DATA SECTION Start Marker

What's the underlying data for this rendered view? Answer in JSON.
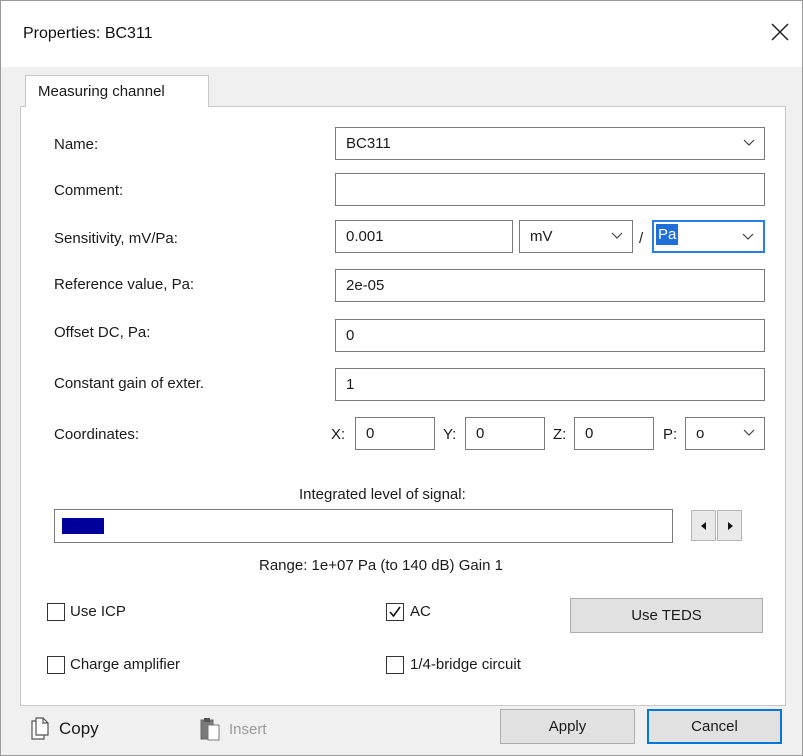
{
  "window": {
    "title": "Properties: BC311"
  },
  "tabs": [
    {
      "label": "Measuring channel"
    }
  ],
  "fields": {
    "name": {
      "label": "Name:",
      "value": "BC311"
    },
    "comment": {
      "label": "Comment:",
      "value": ""
    },
    "sensitivity": {
      "label": "Sensitivity, mV/Pa:",
      "value": "0.001",
      "unit_numerator": "mV",
      "separator": "/",
      "unit_denominator": "Pa"
    },
    "reference": {
      "label": "Reference value, Pa:",
      "value": "2e-05"
    },
    "offset": {
      "label": "Offset DC, Pa:",
      "value": "0"
    },
    "gain": {
      "label": "Constant gain of exter.",
      "value": "1"
    },
    "coordinates": {
      "label": "Coordinates:",
      "x_label": "X:",
      "x": "0",
      "y_label": "Y:",
      "y": "0",
      "z_label": "Z:",
      "z": "0",
      "p_label": "P:",
      "p": "o"
    }
  },
  "signal": {
    "title": "Integrated level of signal:",
    "level_fraction": 0.07,
    "fill_color": "#00009a",
    "range_text": "Range: 1e+07 Pa (to 140 dB) Gain 1"
  },
  "options": {
    "use_icp": {
      "label": "Use ICP",
      "checked": false
    },
    "ac": {
      "label": "AC",
      "checked": true
    },
    "charge_amp": {
      "label": "Charge amplifier",
      "checked": false
    },
    "quarter_bridge": {
      "label": "1/4-bridge circuit",
      "checked": false
    },
    "use_teds": {
      "label": "Use TEDS"
    }
  },
  "footer": {
    "copy_label": "Copy",
    "insert_label": "Insert",
    "apply_label": "Apply",
    "cancel_label": "Cancel"
  },
  "colors": {
    "focus_border": "#2a7de1",
    "selection": "#1e6fd9",
    "default_button_border": "#0078d7"
  }
}
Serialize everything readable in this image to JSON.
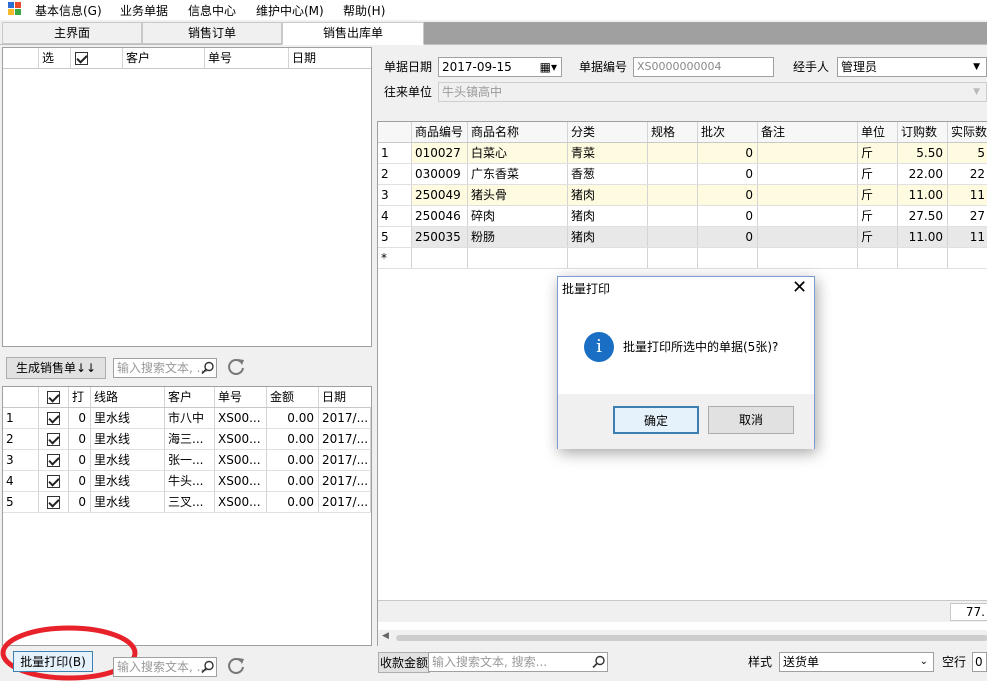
{
  "menu": {
    "items": [
      "基本信息(G)",
      "业务单据",
      "信息中心",
      "维护中心(M)",
      "帮助(H)"
    ]
  },
  "tabs": [
    "主界面",
    "销售订单",
    "销售出库单"
  ],
  "top_left_grid": {
    "headers": [
      "选",
      "客户",
      "单号",
      "日期"
    ]
  },
  "left_toolbar": {
    "generate_button": "生成销售单↓↓",
    "search_placeholder": "输入搜索文本, ..."
  },
  "bottom_left_grid": {
    "headers": [
      "打",
      "线路",
      "客户",
      "单号",
      "金额",
      "日期"
    ],
    "rows": [
      {
        "no": "1",
        "checked": true,
        "print": "0",
        "route": "里水线",
        "customer": "市八中",
        "order": "XS00...",
        "amount": "0.00",
        "date": "2017/..."
      },
      {
        "no": "2",
        "checked": true,
        "print": "0",
        "route": "里水线",
        "customer": "海三...",
        "order": "XS00...",
        "amount": "0.00",
        "date": "2017/..."
      },
      {
        "no": "3",
        "checked": true,
        "print": "0",
        "route": "里水线",
        "customer": "张一...",
        "order": "XS00...",
        "amount": "0.00",
        "date": "2017/..."
      },
      {
        "no": "4",
        "checked": true,
        "print": "0",
        "route": "里水线",
        "customer": "牛头...",
        "order": "XS00...",
        "amount": "0.00",
        "date": "2017/..."
      },
      {
        "no": "5",
        "checked": true,
        "print": "0",
        "route": "里水线",
        "customer": "三叉...",
        "order": "XS00...",
        "amount": "0.00",
        "date": "2017/..."
      }
    ]
  },
  "bottom_left_toolbar": {
    "batch_print_button": "批量打印(B)",
    "search_placeholder": "输入搜索文本, ..."
  },
  "form": {
    "date_label": "单据日期",
    "date_value": "2017-09-15",
    "number_label": "单据编号",
    "number_value": "XS0000000004",
    "handler_label": "经手人",
    "handler_value": "管理员",
    "partner_label": "往来单位",
    "partner_value": "牛头镇高中"
  },
  "detail_grid": {
    "headers": [
      "商品编号",
      "商品名称",
      "分类",
      "规格",
      "批次",
      "备注",
      "单位",
      "订购数",
      "实际数"
    ],
    "rows": [
      {
        "no": "1",
        "code": "010027",
        "name": "白菜心",
        "category": "青菜",
        "spec": "",
        "batch": "0",
        "note": "",
        "unit": "斤",
        "ordered": "5.50",
        "actual": "5"
      },
      {
        "no": "2",
        "code": "030009",
        "name": "广东香菜",
        "category": "香葱",
        "spec": "",
        "batch": "0",
        "note": "",
        "unit": "斤",
        "ordered": "22.00",
        "actual": "22"
      },
      {
        "no": "3",
        "code": "250049",
        "name": "猪头骨",
        "category": "猪肉",
        "spec": "",
        "batch": "0",
        "note": "",
        "unit": "斤",
        "ordered": "11.00",
        "actual": "11"
      },
      {
        "no": "4",
        "code": "250046",
        "name": "碎肉",
        "category": "猪肉",
        "spec": "",
        "batch": "0",
        "note": "",
        "unit": "斤",
        "ordered": "27.50",
        "actual": "27"
      },
      {
        "no": "5",
        "code": "250035",
        "name": "粉肠",
        "category": "猪肉",
        "spec": "",
        "batch": "0",
        "note": "",
        "unit": "斤",
        "ordered": "11.00",
        "actual": "11"
      }
    ],
    "new_row_marker": "*",
    "total": "77."
  },
  "bottom_right_toolbar": {
    "amount_button": "收款金额",
    "search_placeholder": "输入搜索文本, 搜索...",
    "style_label": "样式",
    "style_value": "送货单",
    "blank_label": "空行",
    "blank_value": "0"
  },
  "dialog": {
    "title": "批量打印",
    "message": "批量打印所选中的单据(5张)?",
    "ok": "确定",
    "cancel": "取消",
    "info_icon_glyph": "i"
  },
  "colors": {
    "highlight_row": "#fffbe0",
    "annotation_red": "#e8222a",
    "info_blue": "#1a6fc4"
  }
}
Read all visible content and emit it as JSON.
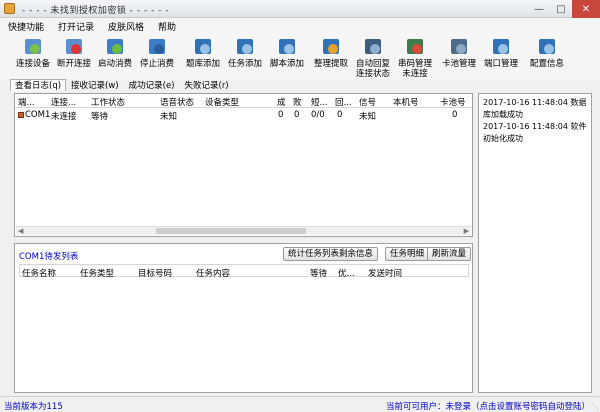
{
  "window": {
    "title": "- - - - 未找到授权加密锁 - - - - - -"
  },
  "menu": [
    "快捷功能",
    "打开记录",
    "皮肤风格",
    "帮助"
  ],
  "toolbar": [
    {
      "label": "连接设备",
      "icon": "connect-device-icon"
    },
    {
      "label": "断开连接",
      "icon": "disconnect-icon"
    },
    {
      "label": "启动消费",
      "icon": "start-consume-icon"
    },
    {
      "label": "停止消费",
      "icon": "stop-consume-icon"
    },
    {
      "label": "题库添加",
      "icon": "question-bank-icon"
    },
    {
      "label": "任务添加",
      "icon": "task-add-icon"
    },
    {
      "label": "脚本添加",
      "icon": "script-add-icon"
    },
    {
      "label": "整理提取",
      "icon": "organize-icon"
    },
    {
      "label": "自动回复",
      "label2": "连接状态",
      "icon": "auto-reply-icon"
    },
    {
      "label": "串码管理",
      "label2": "未连接",
      "icon": "serial-manage-icon"
    },
    {
      "label": "卡池管理",
      "icon": "card-pool-icon"
    },
    {
      "label": "端口管理",
      "icon": "port-manage-icon"
    },
    {
      "label": "配置信息",
      "icon": "config-info-icon"
    }
  ],
  "tabs": [
    "查看日志(q)",
    "接收记录(w)",
    "成功记录(e)",
    "失败记录(r)"
  ],
  "device_table": {
    "headers": [
      "端...",
      "连接...",
      "工作状态",
      "语音状态",
      "设备类型",
      "成",
      "败",
      "短...",
      "回...",
      "信号",
      "本机号",
      "卡池号"
    ],
    "rows": [
      [
        "COM1",
        "未连接",
        "等待",
        "未知",
        "",
        "0",
        "0",
        "0/0",
        "0",
        "未知",
        "",
        "0"
      ]
    ]
  },
  "log": [
    "2017-10-16 11:48:04 数据库加载成功",
    "2017-10-16 11:48:04 软件初始化成功"
  ],
  "queue": {
    "title": "COM1待发列表",
    "buttons": [
      "统计任务列表剩余信息",
      "任务明细",
      "刷新流量"
    ],
    "headers": [
      "任务名称",
      "任务类型",
      "目标号码",
      "任务内容",
      "等待",
      "优...",
      "发送时间"
    ]
  },
  "status": {
    "version": "当前版本为115",
    "user": "当前可可用户：未登录（点击设置账号密码自动登陆）"
  },
  "colors": {
    "accent": "#0000c8",
    "close": "#c9463d"
  }
}
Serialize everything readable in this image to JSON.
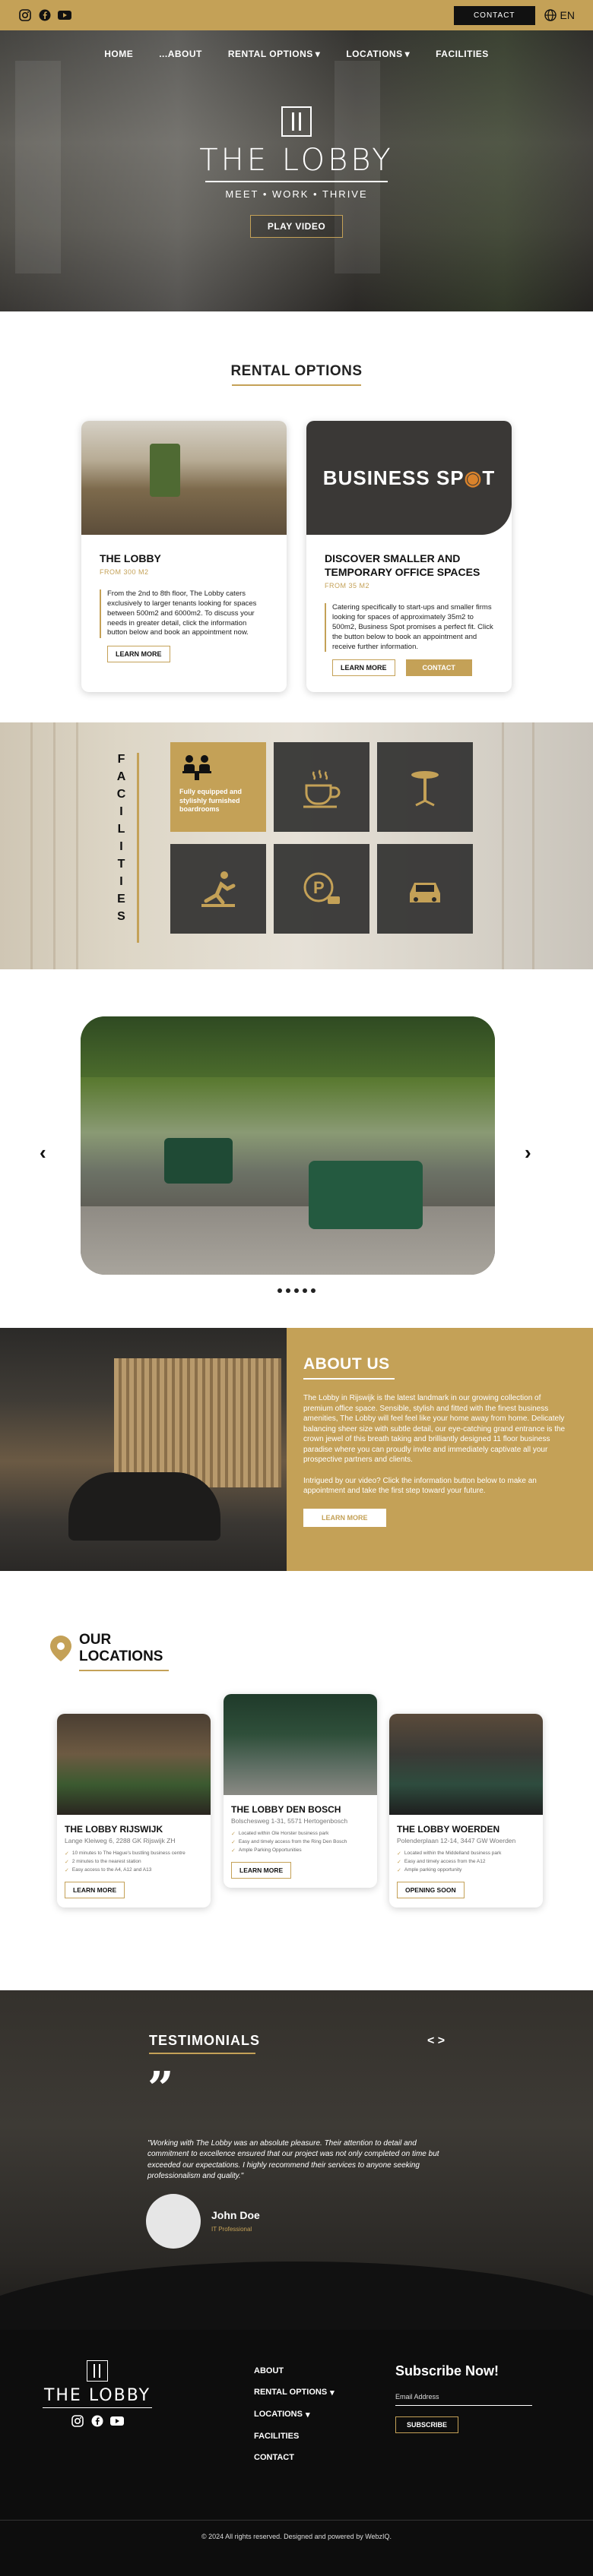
{
  "topbar": {
    "contact_label": "CONTACT",
    "language": "EN",
    "social": [
      "instagram-icon",
      "facebook-icon",
      "youtube-icon"
    ]
  },
  "nav": {
    "items": [
      {
        "label": "HOME",
        "dropdown": false
      },
      {
        "label": "...ABOUT",
        "dropdown": false
      },
      {
        "label": "RENTAL OPTIONS",
        "dropdown": true
      },
      {
        "label": "LOCATIONS",
        "dropdown": true
      },
      {
        "label": "FACILITIES",
        "dropdown": false
      }
    ]
  },
  "hero": {
    "title": "THE LOBBY",
    "subtitle": "MEET • WORK • THRIVE",
    "button": "PLAY VIDEO"
  },
  "rental": {
    "title": "RENTAL OPTIONS",
    "cards": [
      {
        "title": "THE LOBBY",
        "from": "FROM 300 M2",
        "desc": "From the 2nd to 8th floor, The Lobby caters exclusively to larger tenants looking for spaces between 500m2 and 6000m2.  To discuss your needs in greater detail, click the information button below and book an appointment now.",
        "btn_more": "LEARN MORE"
      },
      {
        "title": "DISCOVER SMALLER AND TEMPORARY OFFICE SPACES",
        "from": "FROM 35 M2",
        "banner_text_1": "BUSINESS SP",
        "banner_text_2": "T",
        "desc": "Catering specifically to start-ups and smaller firms looking for spaces of approximately 35m2 to 500m2, Business Spot promises a perfect fit. Click the button below to book an appointment and receive further information.",
        "btn_more": "LEARN MORE",
        "btn_contact": "CONTACT"
      }
    ]
  },
  "facilities": {
    "label": "FACILITIES",
    "tiles": [
      {
        "icon": "meeting-icon",
        "caption": "Fully equipped and stylishly furnished boardrooms"
      },
      {
        "icon": "coffee-icon"
      },
      {
        "icon": "table-icon"
      },
      {
        "icon": "gym-icon"
      },
      {
        "icon": "parking-icon"
      },
      {
        "icon": "car-icon"
      }
    ]
  },
  "carousel": {
    "prev": "‹",
    "next": "›",
    "dots": 5
  },
  "about": {
    "title": "ABOUT US",
    "p1": "The Lobby in Rijswijk is the latest landmark in our growing collection of premium office space. Sensible, stylish and fitted with the finest business amenities, The Lobby will feel feel like your home away from home. Delicately balancing sheer size with subtle detail, our eye-catching grand entrance is the crown jewel of this breath taking and brilliantly designed 11 floor business paradise where you can proudly invite and immediately captivate all your prospective partners and clients.",
    "p2": "Intrigued by our video? Click the information button below to make an appointment and take the first step toward your future.",
    "button": "LEARN MORE"
  },
  "locations": {
    "title_1": "OUR",
    "title_2": "LOCATIONS",
    "cards": [
      {
        "title": "THE LOBBY RIJSWIJK",
        "addr": "Lange Kleiweg 6, 2288 GK Rijswijk ZH",
        "features": [
          "10 minutes to The Hague's bustling business centre",
          "2 minutes to the nearest station",
          "Easy access to the A4, A12 and A13"
        ],
        "button": "LEARN MORE"
      },
      {
        "title": "THE LOBBY DEN BOSCH",
        "addr": "Bolschesweg 1-31, 5571 Hertogenbosch",
        "features": [
          "Located within Ole Horster business park",
          "Easy and timely access from the Ring Den Bosch",
          "Ample Parking Opportunities"
        ],
        "button": "LEARN MORE"
      },
      {
        "title": "THE LOBBY WOERDEN",
        "addr": "Polenderplaan 12-14, 3447 GW Woerden",
        "features": [
          "Located within the Middelland business park",
          "Easy and timely access from the A12",
          "Ample parking opportunity"
        ],
        "button": "OPENING SOON"
      }
    ]
  },
  "testimonials": {
    "title": "TESTIMONIALS",
    "quote": "\"Working with The Lobby was an absolute pleasure. Their attention to detail and commitment to excellence ensured that our project was not only completed on time but exceeded our expectations. I highly recommend their services to anyone seeking professionalism and quality.\"",
    "name": "John Doe",
    "role": "IT Professional",
    "nav": "< >"
  },
  "footer": {
    "logo": "THE LOBBY",
    "links": [
      {
        "label": "ABOUT",
        "dropdown": false
      },
      {
        "label": "RENTAL OPTIONS",
        "dropdown": true
      },
      {
        "label": "LOCATIONS",
        "dropdown": true
      },
      {
        "label": "FACILITIES",
        "dropdown": false
      },
      {
        "label": "CONTACT",
        "dropdown": false
      }
    ],
    "subscribe_title": "Subscribe Now!",
    "email_placeholder": "Email Address",
    "subscribe_button": "SUBSCRIBE",
    "copyright": "© 2024 All rights reserved. Designed and powered by WebzIQ."
  }
}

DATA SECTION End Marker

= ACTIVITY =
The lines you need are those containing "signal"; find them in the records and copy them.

= REPLY =
  "signal": {
    "title": "Integrated level of signal:",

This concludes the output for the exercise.